Note to Readers

Roundtable Reviews receives many galley and ARC copies for review. Please understand that the finished product may differ from the copies we have reviewed.

I have not received any compensation for writing this post. I have no material connection to the brands, products, or services that I have mentioned. I am disclosing this in accordance with the Federal Trade Commission’s 16 CFR, Part 255: “Guides Concerning the Use of Endorsements and Testimonials in Advertising.”

Saturday, February 25, 2012

Feed Your Best Friend Better - Rick Woodford



Released April 2012

Rick Woodford
Andrews McMeel Publishing

Book review by Tracy Farnsworth

Feed Your Best Friend Better: Easy, Nutritious Meals and Snacks for Dogs is a book that every pet owner should have. Increases in canine and feline cancers and diabetes prove that the food you find in stores isn't always the best option. Actually, unless you pay very close attention to the labels, most store-bought dog food is horrible stuff. While it may be cheaper, the veterinary bills you face down the road may not make it such a great deal in the long run. Learn how to prepare your own dog food and snacks so that your dog is getting food where you control the quality. Both you and your dog will be happier.

Rick Woodford created amazing recipes using advice from veterinary resources. Anyone interested in holistic treatments for dogs, or who use a holistic veterinarian, should pick up this book. I know some may scoff at that, but honestly, I think those who scoff at holistic medicine need to take a closer look. There are amazing things holistic veterinarians do that many veterinarians overlook. Case in point, our senior cat started having seizures four months ago. Trips to her vet found nothing wrong with her. Scans, blood work, etc. all turned out negative for any problems. We were told that the anti-seizure medications would likely damage her liver and that it was best to ride out the seizures since they were not frequent. After spending a lot of money, we had no idea what was wrong with her.

The seizures would hit like clockwork every three weeks, last for half a day, disappear completely, and she was back to normal. I started visiting holistic veterinary boards and stumbled across a post suggesting that sodium nitrates in some canned foods might cause seizures in older cats. We feed our cats California Natural dry food, so there were no nitrates in that food, but their canned food did in fact have nitrates in it. We immediately tossed that food out and waited. She's been seizure free for over a month now. There's a lot to be said for carefully monitoring your pet's diet.

Feed Your Best Friend Better starts with a complex look at the nutrients your dog needs. You'll learn how much to feed your dog, foods you need to avoid, and then work into recipes for meals and treats. As you feed your dog the different meals, just pay attention to what the dog does and doesn't handle. My brother's dog will throw up if he's given scrambled eggs, other dogs thrive on them.

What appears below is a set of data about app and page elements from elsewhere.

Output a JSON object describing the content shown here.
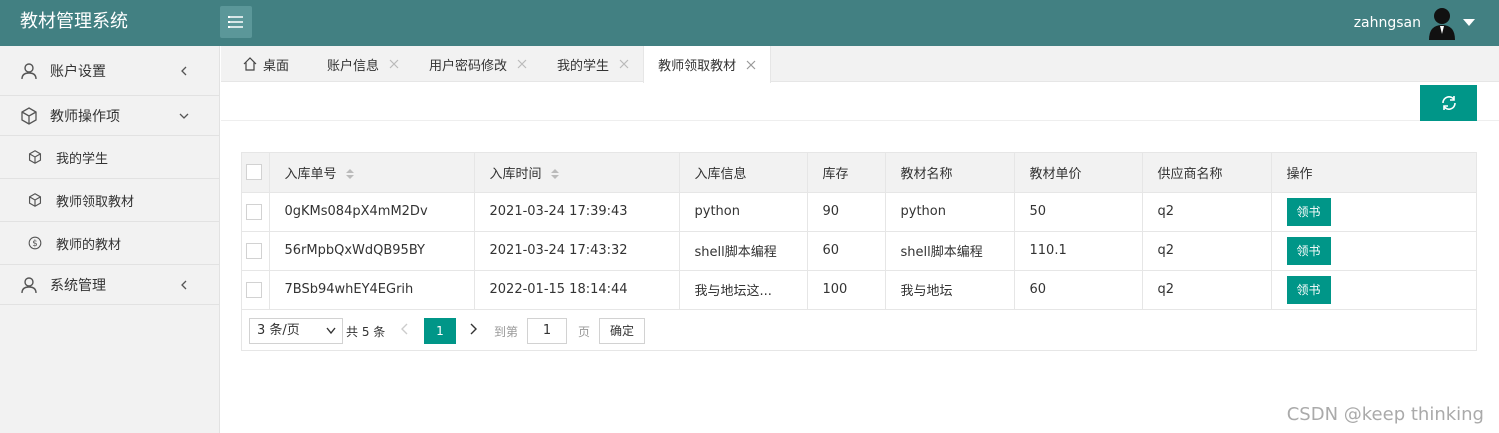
{
  "app": {
    "title": "教材管理系统"
  },
  "user": {
    "name": "zahngsan"
  },
  "sidebar": {
    "items": [
      {
        "label": "账户设置",
        "icon": "user-icon"
      },
      {
        "label": "教师操作项",
        "icon": "cube-icon"
      },
      {
        "label": "我的学生",
        "icon": "cube-icon"
      },
      {
        "label": "教师领取教材",
        "icon": "cube-icon"
      },
      {
        "label": "教师的教材",
        "icon": "dollar-circle-icon"
      },
      {
        "label": "系统管理",
        "icon": "user-icon"
      }
    ]
  },
  "tabs": [
    {
      "label": "桌面",
      "icon": "home-icon"
    },
    {
      "label": "账户信息"
    },
    {
      "label": "用户密码修改"
    },
    {
      "label": "我的学生"
    },
    {
      "label": "教师领取教材",
      "active": true
    }
  ],
  "table": {
    "columns": [
      "入库单号",
      "入库时间",
      "入库信息",
      "库存",
      "教材名称",
      "教材单价",
      "供应商名称",
      "操作"
    ],
    "rows": [
      [
        "0gKMs084pX4mM2Dv",
        "2021-03-24 17:39:43",
        "python",
        "90",
        "python",
        "50",
        "q2",
        "领书"
      ],
      [
        "56rMpbQxWdQB95BY",
        "2021-03-24 17:43:32",
        "shell脚本编程",
        "60",
        "shell脚本编程",
        "110.1",
        "q2",
        "领书"
      ],
      [
        "7BSb94whEY4EGrih",
        "2022-01-15 18:14:44",
        "我与地坛这...",
        "100",
        "我与地坛",
        "60",
        "q2",
        "领书"
      ]
    ]
  },
  "pager": {
    "page_size": "3 条/页",
    "total": "共 5 条",
    "current": "1",
    "goto_label": "到第",
    "page_input": "1",
    "unit": "页",
    "confirm": "确定"
  },
  "watermark": "CSDN @keep   thinking",
  "colors": {
    "header": "#428082",
    "accent": "#009688"
  }
}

There are recipes for dog cookies and full meals. There are pages devoted to feeding dogs with different ailments, such as arthritis, diabetes, and liver disease, With so many recipes, your dog will never grow bored, and you'll know your dog is getting healthy meals without preservatives and by-products.

I highly recommend Feed Your Best Friend Better and hope the author will consider creating a book for cats. I know I'd be first in line to buy a copy!

2 comments:

  1. Hi, I'm the author! Thanks for such a supportive review. I did however want to be sure to note that I am not actually a veterinarian, holistic or otherwise. However, my recipes were reviewed by a veterinarian and I utilized veterinary sources of information in developing my recipes.

    As for cats, I know that they are obligate carnivores. One of the best foods for them is made by Rad Cat. I've toured their kitchen and was very impressed with their operation. However, you can always share the duck hearts or good girl gizzards with your feline friends!

    ReplyDelete
  2. My apologies, I read something somewhere that mentioned you were a holistic vet, but when I went back it said you were into holistic veterinary practices, so there is a definitely difference. So much for being productive in the morning... I have edited the review to clear that up.

    As for my cats, they hate any organ meat - hearts, gizzards, liver - they won't touch any of it. We have one though who loves raw cabbage and cauliflower, I'm not sure why, but if I'm chopping up cabbage and drop a piece, he'll run off with it every time. He's the cat who also hates seafood, duck, beef, lamb, pork... The only foods he will eat are either California Natural Chicken or Taste of the Wild Chicken.

    I've never heard of Rad Cat and it's apparently not sold anywhere near me, so I'd have to order it online, which given that it's raw food, I'd really have to look into how it's shipped.

    ReplyDelete